The rise in U.S. stocks was anything but a straight-line advance as they continued their roller-coaster ride in the second quarter of 2019. In April, stocks built on their first-quarter gains (the S&P 500 climbed back to its high reached in October 2018) but faltered sharply in May amid harsh rhetoric from the United States regarding trade with China and Mexico.
Fortunately, “dovish” comments from the Fed on interest-rate policy and indications of progress in easing trade tensions led the S&P 500 to its best June since 1955 and best first half since 1997.
What a difference six months makes! ’Twas the night before Christmas (2018) and the December stock price collapse reached a crescendo (DJIA -653.17 points) as investors seemed to lose their collective minds on fears of the Federal Reserve’s raising short-term interest rates too quickly and the on-again tariff spat with China escalating into a full-blown trade war.
Who could have guessed that, by the end of this June, the S&P 500 would be up more than 25% from that panic low and reach a record high on the Fed’s 180-degree shift, signaling future reductions in rates and a pause in the trade hostilities with China?
This is a great example of the benefit of being able to keep your head when all around you are losing theirs and the cost of not being able to do so. Remember that the more often you look, the more volatility you experience. So try to tune out the noise and stick with your long-term plan.
Bespoke Investment Group examined returns for second halves of calendar years following first halves when both stocks and long-term U.S. Treasury bonds returned more than 5%. Recall that during the bull market for U.S. stocks from the March 9, 2009, low, positive performance for stocks coincided with weaker performance for bonds and vice versa. When it was “risk-on” for investors, stocks gained and bonds dropped and when it was “risk-off,” the opposite occurred.

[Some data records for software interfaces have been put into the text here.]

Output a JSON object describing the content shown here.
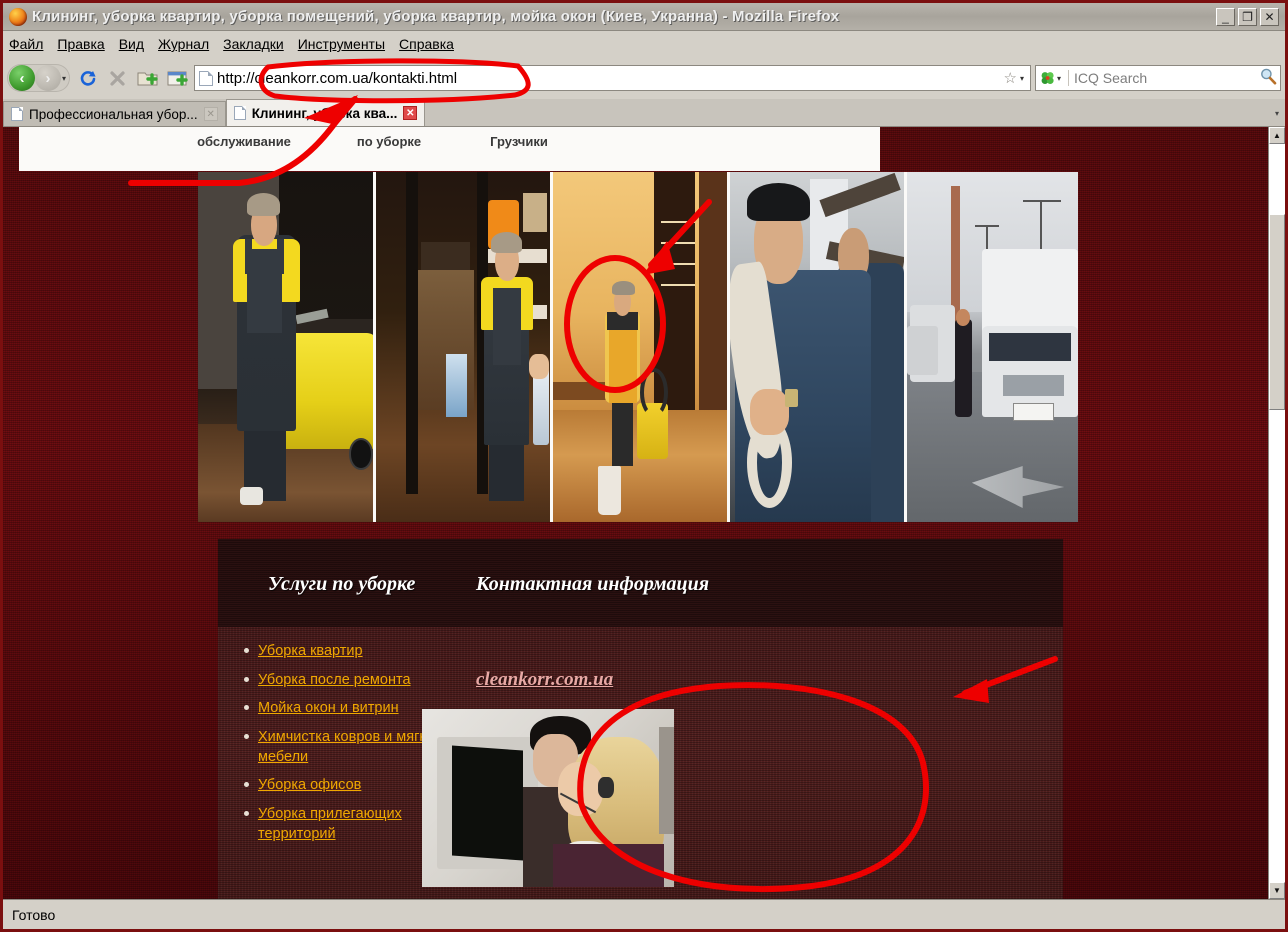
{
  "window": {
    "title": "Клининг, уборка квартир, уборка помещений, уборка квартир, мойка окон (Киев, Укранна) - Mozilla Firefox",
    "minimize": "_",
    "restore": "❐",
    "close": "✕"
  },
  "menu": {
    "items": [
      {
        "label": "Файл"
      },
      {
        "label": "Правка"
      },
      {
        "label": "Вид"
      },
      {
        "label": "Журнал"
      },
      {
        "label": "Закладки"
      },
      {
        "label": "Инструменты"
      },
      {
        "label": "Справка"
      }
    ]
  },
  "toolbar": {
    "back_icon": "‹",
    "forward_icon": "›",
    "history_caret": "▾",
    "reload_icon": "⟳",
    "stop_icon": "✕",
    "newfolder_icon": "folder-plus-icon",
    "newwindow_icon": "window-plus-icon",
    "star_icon": "☆",
    "star_caret": "▾",
    "search_caret": "▾",
    "magnifier_icon": "🔍"
  },
  "url": {
    "value": "http://cleankorr.com.ua/kontakti.html"
  },
  "search": {
    "placeholder": "ICQ Search",
    "engine": "ICQ"
  },
  "tabs": {
    "list_caret": "▾",
    "items": [
      {
        "label": "Профессиональная убор...",
        "active": false,
        "close": "✕"
      },
      {
        "label": "Клининг, уборка ква...",
        "active": true,
        "close": "✕"
      }
    ]
  },
  "page": {
    "site_nav": [
      {
        "label": "обслуживание"
      },
      {
        "label": "по уборке"
      },
      {
        "label": "Грузчики"
      }
    ],
    "photos": [
      {
        "alt": "Уборщик с желтой тележкой"
      },
      {
        "alt": "Уборщица в дверях магазина"
      },
      {
        "alt": "Уборщица с пылесосом в коридоре"
      },
      {
        "alt": "Грузчик с веревкой"
      },
      {
        "alt": "Грузовые автомобили Газель"
      }
    ],
    "headings": {
      "services": "Услуги по уборке",
      "contacts": "Контактная информация"
    },
    "services_links": [
      {
        "label": "Уборка квартир"
      },
      {
        "label": "Уборка после ремонта"
      },
      {
        "label": "Мойка окон и витрин"
      },
      {
        "label": "Химчистка ковров и мягкой мебели"
      },
      {
        "label": "Уборка офисов"
      },
      {
        "label": "Уборка прилегающих территорий"
      }
    ],
    "watermark": "cleankorr.com.ua",
    "contact_photo_alt": "Операторы колл-центра в гарнитурах"
  },
  "scrollbar": {
    "up_arrow": "▲",
    "down_arrow": "▼"
  },
  "status": {
    "text": "Готово"
  },
  "annotations": {
    "color": "#ee0000",
    "marks": [
      {
        "name": "url-ellipse",
        "type": "ellipse"
      },
      {
        "name": "url-arrow",
        "type": "arrow"
      },
      {
        "name": "worker-ellipse",
        "type": "ellipse"
      },
      {
        "name": "worker-arrow",
        "type": "arrow"
      },
      {
        "name": "callcenter-ellipse",
        "type": "ellipse"
      },
      {
        "name": "callcenter-arrow",
        "type": "arrow"
      }
    ]
  },
  "colors": {
    "chrome": "#d4d0c8",
    "page_bg": "#6e0c10",
    "panel_bg": "#4a1b1b",
    "link": "#f0a800",
    "watermark": "#e8a9a5",
    "annotation": "#ee0000"
  }
}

The double-digit returns for stocks and bonds in the first half of 2019 were an anomaly that has happened in only four other years since 1980. In fact, the S&P 500’s average second-half return following the nine first halves where both stocks and bonds were up over 5% was 11.3%, with positive returns in all but one (1986 was -1.79%). This was more than twice the average second-half return for all second halves since 1980.
Similarly, the investment firm CFRA said the strong first half bodes well for the second half, but with an important caveat. Since 1945, following first-half gains of 10% or more for the S&P 500, the second half rose an average of 7.5% and was up 80% of the time, as compared with an average gain of 4.1% and 69% up for all second halves.
CFRA’s Sam Stovall further noted that, while in 2019 the S&P 500 recorded its third-strongest year-to-date return through April since 1945, history warned May would likely be weak (it was) but June should rally (it did).
Examining returns for the remaining months following the previous five strongest starts to the year, the S&P 500 fell an average 5.2% in the July-through-October period and declined in price 80% of the time. While history suggests the road is likely to get increasingly bumpy over the next four months, it will be important (as always) to try to remain unemotional and stick with the plan. Indeed, stocks traditionally regained their footing in the final two months of the year.
For the five strongest starts, the S&P 500 gained an average of 3.1% during November-December and advanced 80% of the time.
June and the first half of 2019 were terrific. While the fundamentals underpinning the stock market’s recent advance are still good, risks related to China/global trade, Iran, North Korea and a host of other topics, known and unknown, remain elevated. We’re not predicting a sequel to the Christmas Eve Massacre, but it’s best to remember stock prices are inherently volatile, and scary downdrafts can occur at any time for any or no reason at all.
Indeed, in just the past 18 months, U.S. stocks experienced a correction at the beginning of 2018, a near-bear market in late 2018 and an ugly May 2019. In addition, according to Stovall, the third quarter is “notorious for delivering the weakest average price return, while recording the deepest decline and greatest volatility.”•
This column was excerpted from Kirr Marbach & Co.’s second-quarter client letter, available at www.kirrmar.com. Kim is the chief operating officer and chief compliance officer for the firm. He can be reached at 812-376-9444 or firstname.lastname@example.org.